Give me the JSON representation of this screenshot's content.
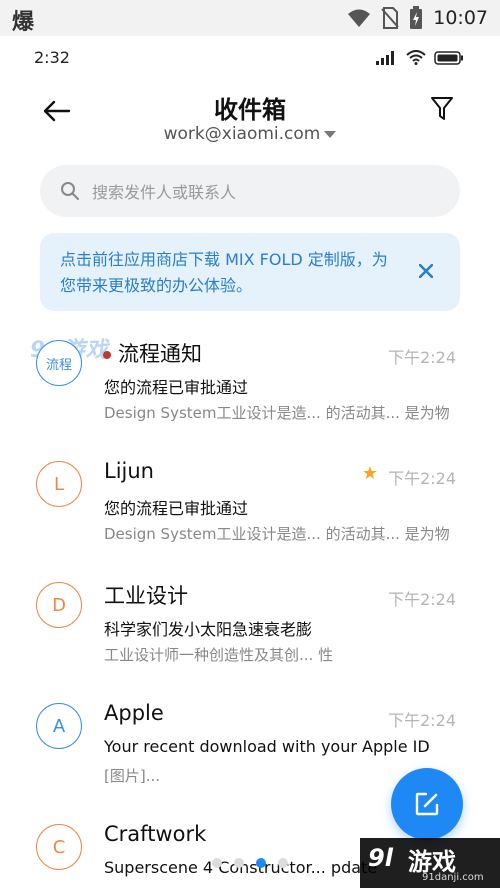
{
  "outer_status": {
    "left_glyph": "爆",
    "time": "10:07"
  },
  "inner_status": {
    "time": "2:32"
  },
  "header": {
    "title": "收件箱",
    "account": "work@xiaomi.com"
  },
  "search": {
    "placeholder": "搜索发件人或联系人"
  },
  "banner": {
    "text": "点击前往应用商店下载 MIX FOLD 定制版，为您带来更极致的办公体验。"
  },
  "mails": [
    {
      "avatar": "流程",
      "avatar_color": "#3d8fd9",
      "sender": "流程通知",
      "unread": true,
      "starred": false,
      "time": "下午2:24",
      "subject": "您的流程已审批通过",
      "preview": "Design System工业设计是造... 的活动其... 是为物"
    },
    {
      "avatar": "L",
      "avatar_color": "#e8894a",
      "sender": "Lijun",
      "unread": false,
      "starred": true,
      "time": "下午2:24",
      "subject": "您的流程已审批通过",
      "preview": "Design System工业设计是造... 的活动其... 是为物"
    },
    {
      "avatar": "D",
      "avatar_color": "#e8894a",
      "sender": "工业设计",
      "unread": false,
      "starred": false,
      "time": "下午2:24",
      "subject": "科学家们发小太阳急速衰老膨",
      "preview": "工业设计师一种创造性及其创... 性"
    },
    {
      "avatar": "A",
      "avatar_color": "#3d8fd9",
      "sender": "Apple",
      "unread": false,
      "starred": false,
      "time": "下午2:24",
      "subject": "Your recent download with  your Apple ID",
      "preview": "[图片]..."
    },
    {
      "avatar": "C",
      "avatar_color": "#e8894a",
      "sender": "Craftwork",
      "unread": false,
      "starred": false,
      "time": "",
      "subject": "Superscene 4 Constructor... pdate",
      "preview": ""
    }
  ],
  "pager": {
    "count": 4,
    "active": 2
  },
  "watermarks": {
    "top": "91游戏",
    "bottom_big": "游戏",
    "bottom_num": "9l",
    "bottom_small": "91danji.com"
  }
}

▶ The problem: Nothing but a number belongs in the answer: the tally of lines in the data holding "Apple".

▶ Exercise result: 2